In their concluding chapter, Errol Salamon, Gretchen King, Christine Crowther, and Simon Thibault re-iterate the book’s goal to help “initiate participatory and deliberative policy-making to … redress a democratic deficit in Canadian journalism” (p. 266). In this reviewer’s opinion, the work succeeds. It provides a strong contribution to both journalism studies and communication policy studies, while providing a handbook for researchers, policy activists, and journalism practitioners. Well-suited to both graduate and undergraduate readers, this volume provides an excellent overview of the history and future of democratic journalism in Canada.

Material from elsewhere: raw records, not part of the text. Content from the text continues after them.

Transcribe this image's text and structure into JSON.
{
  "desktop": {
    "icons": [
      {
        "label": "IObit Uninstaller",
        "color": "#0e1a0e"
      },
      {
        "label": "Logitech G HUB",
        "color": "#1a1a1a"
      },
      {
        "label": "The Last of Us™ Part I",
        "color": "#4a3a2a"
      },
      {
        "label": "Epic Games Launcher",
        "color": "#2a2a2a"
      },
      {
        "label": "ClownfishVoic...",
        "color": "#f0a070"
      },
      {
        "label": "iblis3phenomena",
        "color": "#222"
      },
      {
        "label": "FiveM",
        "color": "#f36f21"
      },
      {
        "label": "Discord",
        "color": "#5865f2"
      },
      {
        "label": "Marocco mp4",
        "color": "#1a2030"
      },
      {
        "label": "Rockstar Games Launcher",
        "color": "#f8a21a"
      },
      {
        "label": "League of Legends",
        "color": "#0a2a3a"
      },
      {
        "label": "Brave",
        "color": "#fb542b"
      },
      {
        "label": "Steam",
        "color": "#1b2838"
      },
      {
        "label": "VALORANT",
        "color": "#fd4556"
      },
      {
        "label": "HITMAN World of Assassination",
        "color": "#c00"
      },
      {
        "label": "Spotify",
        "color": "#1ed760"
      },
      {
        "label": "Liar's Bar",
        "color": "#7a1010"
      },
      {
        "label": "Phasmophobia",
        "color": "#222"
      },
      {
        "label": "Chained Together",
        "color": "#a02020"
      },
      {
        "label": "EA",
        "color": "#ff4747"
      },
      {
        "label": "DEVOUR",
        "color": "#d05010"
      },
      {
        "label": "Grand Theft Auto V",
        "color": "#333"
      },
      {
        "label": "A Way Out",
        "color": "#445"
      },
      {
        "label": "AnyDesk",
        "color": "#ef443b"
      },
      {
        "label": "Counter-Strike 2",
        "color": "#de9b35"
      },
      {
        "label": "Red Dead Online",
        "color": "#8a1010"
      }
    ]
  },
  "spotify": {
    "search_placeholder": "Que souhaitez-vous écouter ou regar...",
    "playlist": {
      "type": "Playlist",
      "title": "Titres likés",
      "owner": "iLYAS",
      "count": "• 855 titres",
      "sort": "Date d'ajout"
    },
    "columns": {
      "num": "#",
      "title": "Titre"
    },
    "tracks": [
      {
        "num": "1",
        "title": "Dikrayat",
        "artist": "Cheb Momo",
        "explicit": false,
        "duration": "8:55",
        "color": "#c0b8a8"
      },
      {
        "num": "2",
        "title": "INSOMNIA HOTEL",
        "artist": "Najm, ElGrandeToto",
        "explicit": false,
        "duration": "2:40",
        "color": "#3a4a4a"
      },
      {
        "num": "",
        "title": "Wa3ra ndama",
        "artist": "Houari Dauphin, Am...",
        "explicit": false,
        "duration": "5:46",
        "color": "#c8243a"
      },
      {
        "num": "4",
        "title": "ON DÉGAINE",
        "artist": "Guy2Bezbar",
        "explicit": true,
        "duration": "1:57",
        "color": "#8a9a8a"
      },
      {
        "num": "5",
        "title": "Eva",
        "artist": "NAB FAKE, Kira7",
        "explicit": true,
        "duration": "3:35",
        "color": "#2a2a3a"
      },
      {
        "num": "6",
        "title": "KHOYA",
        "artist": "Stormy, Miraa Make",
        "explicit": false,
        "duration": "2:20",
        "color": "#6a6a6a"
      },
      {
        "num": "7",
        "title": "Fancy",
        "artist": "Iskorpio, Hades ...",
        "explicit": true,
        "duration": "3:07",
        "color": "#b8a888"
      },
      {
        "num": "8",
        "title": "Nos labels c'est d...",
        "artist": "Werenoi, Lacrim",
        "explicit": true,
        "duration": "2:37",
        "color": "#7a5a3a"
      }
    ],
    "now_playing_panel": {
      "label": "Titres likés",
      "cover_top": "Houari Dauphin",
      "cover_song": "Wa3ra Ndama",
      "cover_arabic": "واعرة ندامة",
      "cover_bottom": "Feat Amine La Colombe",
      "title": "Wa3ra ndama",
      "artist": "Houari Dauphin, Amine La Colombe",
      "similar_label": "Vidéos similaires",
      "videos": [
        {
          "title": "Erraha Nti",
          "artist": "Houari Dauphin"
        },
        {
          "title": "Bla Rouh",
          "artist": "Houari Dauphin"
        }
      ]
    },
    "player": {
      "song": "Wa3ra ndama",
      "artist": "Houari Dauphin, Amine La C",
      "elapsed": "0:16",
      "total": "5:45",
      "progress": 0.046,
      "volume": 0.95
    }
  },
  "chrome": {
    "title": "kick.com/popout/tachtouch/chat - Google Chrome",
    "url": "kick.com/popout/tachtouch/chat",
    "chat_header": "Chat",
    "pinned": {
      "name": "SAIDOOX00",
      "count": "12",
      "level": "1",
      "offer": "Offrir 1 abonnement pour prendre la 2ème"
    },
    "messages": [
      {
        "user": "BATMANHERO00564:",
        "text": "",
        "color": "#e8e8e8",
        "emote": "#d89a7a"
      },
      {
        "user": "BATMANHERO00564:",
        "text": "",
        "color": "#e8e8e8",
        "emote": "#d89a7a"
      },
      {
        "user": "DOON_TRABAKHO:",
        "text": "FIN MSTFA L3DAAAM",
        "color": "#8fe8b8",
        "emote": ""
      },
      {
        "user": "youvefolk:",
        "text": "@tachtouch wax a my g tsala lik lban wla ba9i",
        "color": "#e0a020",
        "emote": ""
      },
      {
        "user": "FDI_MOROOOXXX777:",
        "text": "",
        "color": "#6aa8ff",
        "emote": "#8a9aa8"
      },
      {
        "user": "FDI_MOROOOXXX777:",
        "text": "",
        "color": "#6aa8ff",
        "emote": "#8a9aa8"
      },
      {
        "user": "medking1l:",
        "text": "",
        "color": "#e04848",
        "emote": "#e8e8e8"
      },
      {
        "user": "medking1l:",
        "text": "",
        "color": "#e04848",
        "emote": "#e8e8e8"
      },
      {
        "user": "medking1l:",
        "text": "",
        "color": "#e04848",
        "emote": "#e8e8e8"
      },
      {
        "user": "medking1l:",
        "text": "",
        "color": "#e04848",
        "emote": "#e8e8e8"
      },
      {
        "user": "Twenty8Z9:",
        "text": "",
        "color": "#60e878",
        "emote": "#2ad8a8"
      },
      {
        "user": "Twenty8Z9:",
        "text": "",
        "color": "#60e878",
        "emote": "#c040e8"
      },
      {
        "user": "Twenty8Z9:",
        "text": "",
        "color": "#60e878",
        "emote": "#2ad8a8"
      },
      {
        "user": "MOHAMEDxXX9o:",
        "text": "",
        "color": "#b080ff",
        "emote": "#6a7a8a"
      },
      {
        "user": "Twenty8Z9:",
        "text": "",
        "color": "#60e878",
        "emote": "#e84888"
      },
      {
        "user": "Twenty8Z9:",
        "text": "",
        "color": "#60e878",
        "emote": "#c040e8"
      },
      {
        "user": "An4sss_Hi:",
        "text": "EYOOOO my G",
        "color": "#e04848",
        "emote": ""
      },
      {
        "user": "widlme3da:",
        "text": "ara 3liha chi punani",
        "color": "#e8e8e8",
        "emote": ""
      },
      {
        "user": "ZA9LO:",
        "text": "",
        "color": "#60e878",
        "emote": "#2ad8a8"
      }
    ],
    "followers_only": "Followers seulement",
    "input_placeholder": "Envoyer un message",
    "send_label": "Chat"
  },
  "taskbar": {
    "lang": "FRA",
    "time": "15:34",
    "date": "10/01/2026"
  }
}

Carragee, Kevin M., & Frey, Lawrence R. (2016). Communication activism research: Engaged communication scholarship for social justice. International Journal of Communication, 10, 3975–3999.
Corntassel, Jeff. (2012). Re-envisioning resurgence: Indigenous pathways to decolonization and sustainable self-determination. Decolonization: Indigeneity, Education & Society, 1(1), 86–101.
Frey, Lawrence R., & Carragee, Kevin M. (2016). Seizing the social justice opportunity: Communication activism research at a politically critical juncture. International Journal of Communication, 10, 4027–4033.
Katz, Elihu & Katz, Ruth. (2016). Revisiting the origin of the administrative versus critical research debate. Journal of Information Policy, 6, 4–12.
McChesney, Robert W. (2007). Communication revolution: Critical junctures and the future of media. New York, NY: The New Press.
McChesney, Robert W. (2016). Missing in action: Engaged U.S. communication research in the context of democratic decline and the digital revolution. International Journal of Communication, 10, 4009–4016.
Napoli, Philip M., & Friedland, Lewis. (2016). US communications policy research and the integration of the administrative and critical communication research traditions. Journal of Information Policy, 6, 41–65.